A. The horsepital.
A. Because it had bad stable manners.
In Murfreesboro, Tennessee near Nashville at
Middle Tennessee State University for
ONLY $45 a day for the student rate!
Visit www.CHAinstructors.com/conference to find out more!
Also you can find out if there is a CHA Regional Conference coming up in your area soon
by visiting our website, www.CHA-ahse.org to find out more!
Copyright Certified Horsemanship Association, 2007 -
. All rights reserved.
Reproduction of any material from this issue expressly forbidden without written permission of the publisher/editor:
Certified Horsemanship Association, 1795 Alysheba Way, Suite 7102 | Lexington, KY 40509 | 859-259-3399 | www.CHA-ahse.org
TeamCHA is published four times a year by the Certified Horsemanship Association, Lexington, KY (1 printed and 3 electronic issues). TeamCHA accepts submissions of manuscripts, photographs and drawings or an exclusive basis. However, the publisher assumes no responsibility for unsolicited material. Submission does not guarantee publication. Materials cannot be returned unless accompanied by a SASE. Products and advertising included in TeamCHA do not constitute endorsement by CHA, its board of directors, the newsletter or its staff or specific products or information provided by the manufacturers.

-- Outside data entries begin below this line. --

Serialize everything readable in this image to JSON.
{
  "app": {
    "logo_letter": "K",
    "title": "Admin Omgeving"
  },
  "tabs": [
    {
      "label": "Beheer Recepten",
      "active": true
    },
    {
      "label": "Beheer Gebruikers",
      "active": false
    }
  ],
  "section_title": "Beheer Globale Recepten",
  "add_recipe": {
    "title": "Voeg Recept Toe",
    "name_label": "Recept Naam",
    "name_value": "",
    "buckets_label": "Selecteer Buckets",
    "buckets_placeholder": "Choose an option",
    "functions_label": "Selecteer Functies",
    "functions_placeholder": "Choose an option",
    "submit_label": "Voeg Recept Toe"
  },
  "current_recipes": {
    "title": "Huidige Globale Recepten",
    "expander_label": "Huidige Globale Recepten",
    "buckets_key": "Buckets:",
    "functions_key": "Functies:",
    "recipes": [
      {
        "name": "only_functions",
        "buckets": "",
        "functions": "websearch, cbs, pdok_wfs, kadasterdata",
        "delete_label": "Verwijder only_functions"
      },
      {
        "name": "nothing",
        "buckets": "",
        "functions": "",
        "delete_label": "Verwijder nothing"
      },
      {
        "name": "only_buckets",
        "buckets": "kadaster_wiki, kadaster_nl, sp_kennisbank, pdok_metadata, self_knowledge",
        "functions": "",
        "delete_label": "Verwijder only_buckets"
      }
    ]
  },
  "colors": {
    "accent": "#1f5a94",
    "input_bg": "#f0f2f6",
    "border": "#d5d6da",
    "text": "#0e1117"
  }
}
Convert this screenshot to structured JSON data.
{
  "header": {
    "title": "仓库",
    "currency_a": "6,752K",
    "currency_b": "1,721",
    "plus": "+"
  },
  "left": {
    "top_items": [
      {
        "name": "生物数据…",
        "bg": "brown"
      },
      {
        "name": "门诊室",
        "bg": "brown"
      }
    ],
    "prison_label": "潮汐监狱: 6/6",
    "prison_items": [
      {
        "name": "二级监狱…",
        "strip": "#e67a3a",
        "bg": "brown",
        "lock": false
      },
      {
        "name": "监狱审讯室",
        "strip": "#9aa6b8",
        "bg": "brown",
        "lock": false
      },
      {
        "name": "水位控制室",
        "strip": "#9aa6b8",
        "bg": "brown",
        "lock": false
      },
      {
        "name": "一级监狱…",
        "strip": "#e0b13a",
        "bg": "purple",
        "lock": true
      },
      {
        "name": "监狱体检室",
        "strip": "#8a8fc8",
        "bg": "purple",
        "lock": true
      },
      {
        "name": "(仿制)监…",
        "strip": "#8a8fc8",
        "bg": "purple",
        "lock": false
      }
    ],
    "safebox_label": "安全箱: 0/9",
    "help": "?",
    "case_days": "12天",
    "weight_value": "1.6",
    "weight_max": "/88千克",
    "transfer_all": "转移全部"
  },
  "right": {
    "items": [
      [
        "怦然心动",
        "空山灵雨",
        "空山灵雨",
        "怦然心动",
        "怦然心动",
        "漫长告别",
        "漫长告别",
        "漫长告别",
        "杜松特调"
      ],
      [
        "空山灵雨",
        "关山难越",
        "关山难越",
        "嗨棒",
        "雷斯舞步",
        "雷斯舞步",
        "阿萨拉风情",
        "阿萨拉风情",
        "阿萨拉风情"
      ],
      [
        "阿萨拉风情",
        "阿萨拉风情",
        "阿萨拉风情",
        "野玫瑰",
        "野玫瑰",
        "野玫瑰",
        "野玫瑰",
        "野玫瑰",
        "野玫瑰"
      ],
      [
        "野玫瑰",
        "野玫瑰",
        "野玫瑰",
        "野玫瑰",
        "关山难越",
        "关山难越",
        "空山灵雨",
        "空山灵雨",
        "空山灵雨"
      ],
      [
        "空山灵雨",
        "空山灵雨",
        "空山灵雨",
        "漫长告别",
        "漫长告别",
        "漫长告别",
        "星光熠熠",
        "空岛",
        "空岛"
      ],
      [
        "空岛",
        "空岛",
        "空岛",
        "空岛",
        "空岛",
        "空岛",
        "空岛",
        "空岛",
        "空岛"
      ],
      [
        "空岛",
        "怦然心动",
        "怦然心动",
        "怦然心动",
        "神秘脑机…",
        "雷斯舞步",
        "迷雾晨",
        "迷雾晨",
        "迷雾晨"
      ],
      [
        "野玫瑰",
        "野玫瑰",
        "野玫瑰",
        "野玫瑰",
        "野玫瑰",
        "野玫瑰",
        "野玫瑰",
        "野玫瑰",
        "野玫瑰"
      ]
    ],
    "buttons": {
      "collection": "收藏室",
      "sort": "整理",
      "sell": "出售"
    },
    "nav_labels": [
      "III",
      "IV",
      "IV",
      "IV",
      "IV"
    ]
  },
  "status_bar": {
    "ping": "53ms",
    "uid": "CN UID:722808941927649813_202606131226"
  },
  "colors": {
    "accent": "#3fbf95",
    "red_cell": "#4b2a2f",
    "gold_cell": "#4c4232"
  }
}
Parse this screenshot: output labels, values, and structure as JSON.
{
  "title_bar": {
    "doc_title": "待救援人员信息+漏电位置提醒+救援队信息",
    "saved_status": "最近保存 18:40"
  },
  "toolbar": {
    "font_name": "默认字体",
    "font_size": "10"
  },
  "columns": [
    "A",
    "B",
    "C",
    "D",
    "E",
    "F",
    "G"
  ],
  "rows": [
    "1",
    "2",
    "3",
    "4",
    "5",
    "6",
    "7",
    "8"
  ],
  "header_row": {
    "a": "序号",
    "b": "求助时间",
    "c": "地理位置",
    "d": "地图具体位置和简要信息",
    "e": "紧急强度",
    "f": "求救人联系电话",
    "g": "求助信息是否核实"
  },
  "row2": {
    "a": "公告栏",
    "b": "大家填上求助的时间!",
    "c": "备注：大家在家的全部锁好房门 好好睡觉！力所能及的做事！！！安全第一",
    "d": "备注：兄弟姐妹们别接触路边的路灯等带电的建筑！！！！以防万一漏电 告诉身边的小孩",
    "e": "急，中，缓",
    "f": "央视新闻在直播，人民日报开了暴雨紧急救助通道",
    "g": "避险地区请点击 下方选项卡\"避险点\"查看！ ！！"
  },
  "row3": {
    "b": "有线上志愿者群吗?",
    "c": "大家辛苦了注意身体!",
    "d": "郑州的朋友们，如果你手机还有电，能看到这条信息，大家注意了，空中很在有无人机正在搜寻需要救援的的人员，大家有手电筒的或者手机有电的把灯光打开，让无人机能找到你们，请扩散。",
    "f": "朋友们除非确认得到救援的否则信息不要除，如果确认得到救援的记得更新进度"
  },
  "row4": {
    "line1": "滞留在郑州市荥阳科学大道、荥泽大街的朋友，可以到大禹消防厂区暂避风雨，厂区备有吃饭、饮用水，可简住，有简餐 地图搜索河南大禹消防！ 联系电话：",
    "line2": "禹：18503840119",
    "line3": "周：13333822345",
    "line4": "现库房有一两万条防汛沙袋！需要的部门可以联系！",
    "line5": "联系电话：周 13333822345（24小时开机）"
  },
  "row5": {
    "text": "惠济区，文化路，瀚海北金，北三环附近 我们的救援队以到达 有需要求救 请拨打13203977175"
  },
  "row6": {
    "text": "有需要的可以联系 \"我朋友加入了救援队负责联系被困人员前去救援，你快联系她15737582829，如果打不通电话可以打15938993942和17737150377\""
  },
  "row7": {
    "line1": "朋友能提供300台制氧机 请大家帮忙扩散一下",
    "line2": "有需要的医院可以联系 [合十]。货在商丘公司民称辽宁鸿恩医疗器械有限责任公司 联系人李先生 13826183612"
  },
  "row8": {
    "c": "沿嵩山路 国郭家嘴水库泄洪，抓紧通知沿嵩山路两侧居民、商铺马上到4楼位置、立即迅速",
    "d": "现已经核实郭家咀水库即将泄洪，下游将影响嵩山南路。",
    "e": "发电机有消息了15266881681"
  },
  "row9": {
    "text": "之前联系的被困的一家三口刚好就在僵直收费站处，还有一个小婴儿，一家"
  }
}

CHA MISSION: The purpose of CHA is to promote excellence in safety and education throughout the horse industry. CHA serves leaders, instructors and riding program directors for youth associations, clubs, riding stables, camps, colleges and recreational programs with instructor and trail guide certification. CHA also publishes industry standards for group riding programs, accredits riding program facilities and provides the most comprehensive variety of program resources for instructional and recreational riding programs.